[Saved data entries]
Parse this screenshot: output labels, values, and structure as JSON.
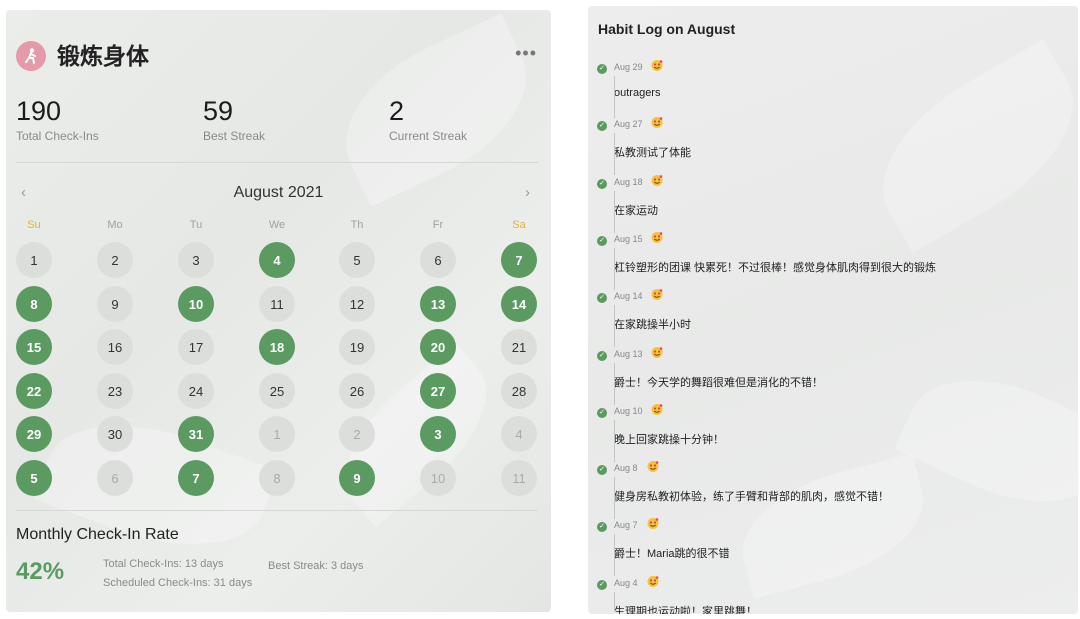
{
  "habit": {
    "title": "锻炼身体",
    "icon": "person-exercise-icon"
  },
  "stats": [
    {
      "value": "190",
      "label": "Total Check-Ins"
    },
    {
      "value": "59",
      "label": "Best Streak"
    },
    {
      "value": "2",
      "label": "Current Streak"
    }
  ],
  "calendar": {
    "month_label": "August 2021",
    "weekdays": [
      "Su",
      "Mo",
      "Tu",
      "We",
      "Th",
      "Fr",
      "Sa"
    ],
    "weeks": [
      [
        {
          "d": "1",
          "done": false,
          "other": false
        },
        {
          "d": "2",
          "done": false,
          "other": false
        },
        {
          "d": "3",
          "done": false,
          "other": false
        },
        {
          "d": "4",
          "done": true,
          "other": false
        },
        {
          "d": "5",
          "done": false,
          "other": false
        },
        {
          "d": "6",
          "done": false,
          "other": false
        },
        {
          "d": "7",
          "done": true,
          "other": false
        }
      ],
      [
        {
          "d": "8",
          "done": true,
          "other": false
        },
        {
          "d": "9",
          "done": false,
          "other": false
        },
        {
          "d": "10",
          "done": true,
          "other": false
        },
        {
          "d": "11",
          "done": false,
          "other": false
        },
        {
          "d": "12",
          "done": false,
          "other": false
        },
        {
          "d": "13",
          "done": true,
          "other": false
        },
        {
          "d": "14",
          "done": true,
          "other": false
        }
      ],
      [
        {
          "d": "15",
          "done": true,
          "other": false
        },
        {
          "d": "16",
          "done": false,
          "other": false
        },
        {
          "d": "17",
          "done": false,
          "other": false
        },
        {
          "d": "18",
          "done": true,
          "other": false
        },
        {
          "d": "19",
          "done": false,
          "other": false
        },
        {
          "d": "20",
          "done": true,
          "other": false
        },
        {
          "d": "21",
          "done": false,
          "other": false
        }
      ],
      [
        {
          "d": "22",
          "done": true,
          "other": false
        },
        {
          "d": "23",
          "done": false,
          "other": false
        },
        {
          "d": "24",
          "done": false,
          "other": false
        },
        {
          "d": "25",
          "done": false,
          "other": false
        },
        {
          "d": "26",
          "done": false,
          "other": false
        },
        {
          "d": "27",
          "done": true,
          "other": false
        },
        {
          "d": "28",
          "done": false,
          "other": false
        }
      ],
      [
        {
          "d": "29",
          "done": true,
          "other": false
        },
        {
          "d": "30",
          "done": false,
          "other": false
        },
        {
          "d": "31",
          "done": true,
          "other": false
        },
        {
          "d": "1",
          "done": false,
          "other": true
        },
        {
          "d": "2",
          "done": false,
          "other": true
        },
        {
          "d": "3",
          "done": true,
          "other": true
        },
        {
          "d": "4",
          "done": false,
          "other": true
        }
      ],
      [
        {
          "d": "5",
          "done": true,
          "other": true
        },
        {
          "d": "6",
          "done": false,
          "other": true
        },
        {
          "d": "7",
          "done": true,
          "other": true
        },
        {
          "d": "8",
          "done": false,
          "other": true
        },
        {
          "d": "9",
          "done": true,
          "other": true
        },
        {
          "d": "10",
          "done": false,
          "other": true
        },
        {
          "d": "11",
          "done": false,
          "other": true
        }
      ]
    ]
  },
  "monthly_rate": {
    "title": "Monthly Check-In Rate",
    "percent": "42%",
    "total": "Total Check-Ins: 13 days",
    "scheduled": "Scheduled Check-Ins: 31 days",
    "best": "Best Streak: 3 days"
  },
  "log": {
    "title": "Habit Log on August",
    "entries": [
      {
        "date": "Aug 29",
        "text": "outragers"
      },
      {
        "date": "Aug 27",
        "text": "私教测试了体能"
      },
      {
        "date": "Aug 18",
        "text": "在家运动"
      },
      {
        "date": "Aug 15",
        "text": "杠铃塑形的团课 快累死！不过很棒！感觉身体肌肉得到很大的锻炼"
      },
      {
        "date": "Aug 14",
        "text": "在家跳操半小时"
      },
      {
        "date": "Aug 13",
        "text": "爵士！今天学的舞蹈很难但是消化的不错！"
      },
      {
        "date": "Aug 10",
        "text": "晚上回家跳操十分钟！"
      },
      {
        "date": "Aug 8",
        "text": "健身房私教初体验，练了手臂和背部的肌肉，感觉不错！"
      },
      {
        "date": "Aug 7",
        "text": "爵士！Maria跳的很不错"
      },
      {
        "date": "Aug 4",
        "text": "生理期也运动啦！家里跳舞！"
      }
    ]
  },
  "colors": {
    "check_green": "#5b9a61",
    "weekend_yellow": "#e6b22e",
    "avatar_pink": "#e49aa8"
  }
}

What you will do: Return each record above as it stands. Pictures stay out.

Exercise result:
Parse this screenshot: output labels, values, and structure as JSON.
{
  "habit": {
    "title": "锻炼身体",
    "icon": "person-exercise-icon"
  },
  "stats": [
    {
      "value": "190",
      "label": "Total Check-Ins"
    },
    {
      "value": "59",
      "label": "Best Streak"
    },
    {
      "value": "2",
      "label": "Current Streak"
    }
  ],
  "calendar": {
    "month_label": "August 2021",
    "weekdays": [
      "Su",
      "Mo",
      "Tu",
      "We",
      "Th",
      "Fr",
      "Sa"
    ],
    "weeks": [
      [
        {
          "d": "1",
          "done": false,
          "other": false
        },
        {
          "d": "2",
          "done": false,
          "other": false
        },
        {
          "d": "3",
          "done": false,
          "other": false
        },
        {
          "d": "4",
          "done": true,
          "other": false
        },
        {
          "d": "5",
          "done": false,
          "other": false
        },
        {
          "d": "6",
          "done": false,
          "other": false
        },
        {
          "d": "7",
          "done": true,
          "other": false
        }
      ],
      [
        {
          "d": "8",
          "done": true,
          "other": false
        },
        {
          "d": "9",
          "done": false,
          "other": false
        },
        {
          "d": "10",
          "done": true,
          "other": false
        },
        {
          "d": "11",
          "done": false,
          "other": false
        },
        {
          "d": "12",
          "done": false,
          "other": false
        },
        {
          "d": "13",
          "done": true,
          "other": false
        },
        {
          "d": "14",
          "done": true,
          "other": false
        }
      ],
      [
        {
          "d": "15",
          "done": true,
          "other": false
        },
        {
          "d": "16",
          "done": false,
          "other": false
        },
        {
          "d": "17",
          "done": false,
          "other": false
        },
        {
          "d": "18",
          "done": true,
          "other": false
        },
        {
          "d": "19",
          "done": false,
          "other": false
        },
        {
          "d": "20",
          "done": true,
          "other": false
        },
        {
          "d": "21",
          "done": false,
          "other": false
        }
      ],
      [
        {
          "d": "22",
          "done": true,
          "other": false
        },
        {
          "d": "23",
          "done": false,
          "other": false
        },
        {
          "d": "24",
          "done": false,
          "other": false
        },
        {
          "d": "25",
          "done": false,
          "other": false
        },
        {
          "d": "26",
          "done": false,
          "other": false
        },
        {
          "d": "27",
          "done": true,
          "other": false
        },
        {
          "d": "28",
          "done": false,
          "other": false
        }
      ],
      [
        {
          "d": "29",
          "done": true,
          "other": false
        },
        {
          "d": "30",
          "done": false,
          "other": false
        },
        {
          "d": "31",
          "done": true,
          "other": false
        },
        {
          "d": "1",
          "done": false,
          "other": true
        },
        {
          "d": "2",
          "done": false,
          "other": true
        },
        {
          "d": "3",
          "done": true,
          "other": true
        },
        {
          "d": "4",
          "done": false,
          "other": true
        }
      ],
      [
        {
          "d": "5",
          "done": true,
          "other": true
        },
        {
          "d": "6",
          "done": false,
          "other": true
        },
        {
          "d": "7",
          "done": true,
          "other": true
        },
        {
          "d": "8",
          "done": false,
          "other": true
        },
        {
          "d": "9",
          "done": true,
          "other": true
        },
        {
          "d": "10",
          "done": false,
          "other": true
        },
        {
          "d": "11",
          "done": false,
          "other": true
        }
      ]
    ]
  },
  "monthly_rate": {
    "title": "Monthly Check-In Rate",
    "percent": "42%",
    "total": "Total Check-Ins: 13 days",
    "scheduled": "Scheduled Check-Ins: 31 days",
    "best": "Best Streak: 3 days"
  },
  "log": {
    "title": "Habit Log on August",
    "entries": [
      {
        "date": "Aug 29",
        "text": "outragers"
      },
      {
        "date": "Aug 27",
        "text": "私教测试了体能"
      },
      {
        "date": "Aug 18",
        "text": "在家运动"
      },
      {
        "date": "Aug 15",
        "text": "杠铃塑形的团课 快累死！不过很棒！感觉身体肌肉得到很大的锻炼"
      },
      {
        "date": "Aug 14",
        "text": "在家跳操半小时"
      },
      {
        "date": "Aug 13",
        "text": "爵士！今天学的舞蹈很难但是消化的不错！"
      },
      {
        "date": "Aug 10",
        "text": "晚上回家跳操十分钟！"
      },
      {
        "date": "Aug 8",
        "text": "健身房私教初体验，练了手臂和背部的肌肉，感觉不错！"
      },
      {
        "date": "Aug 7",
        "text": "爵士！Maria跳的很不错"
      },
      {
        "date": "Aug 4",
        "text": "生理期也运动啦！家里跳舞！"
      }
    ]
  },
  "colors": {
    "check_green": "#5b9a61",
    "weekend_yellow": "#e6b22e",
    "avatar_pink": "#e49aa8"
  }
}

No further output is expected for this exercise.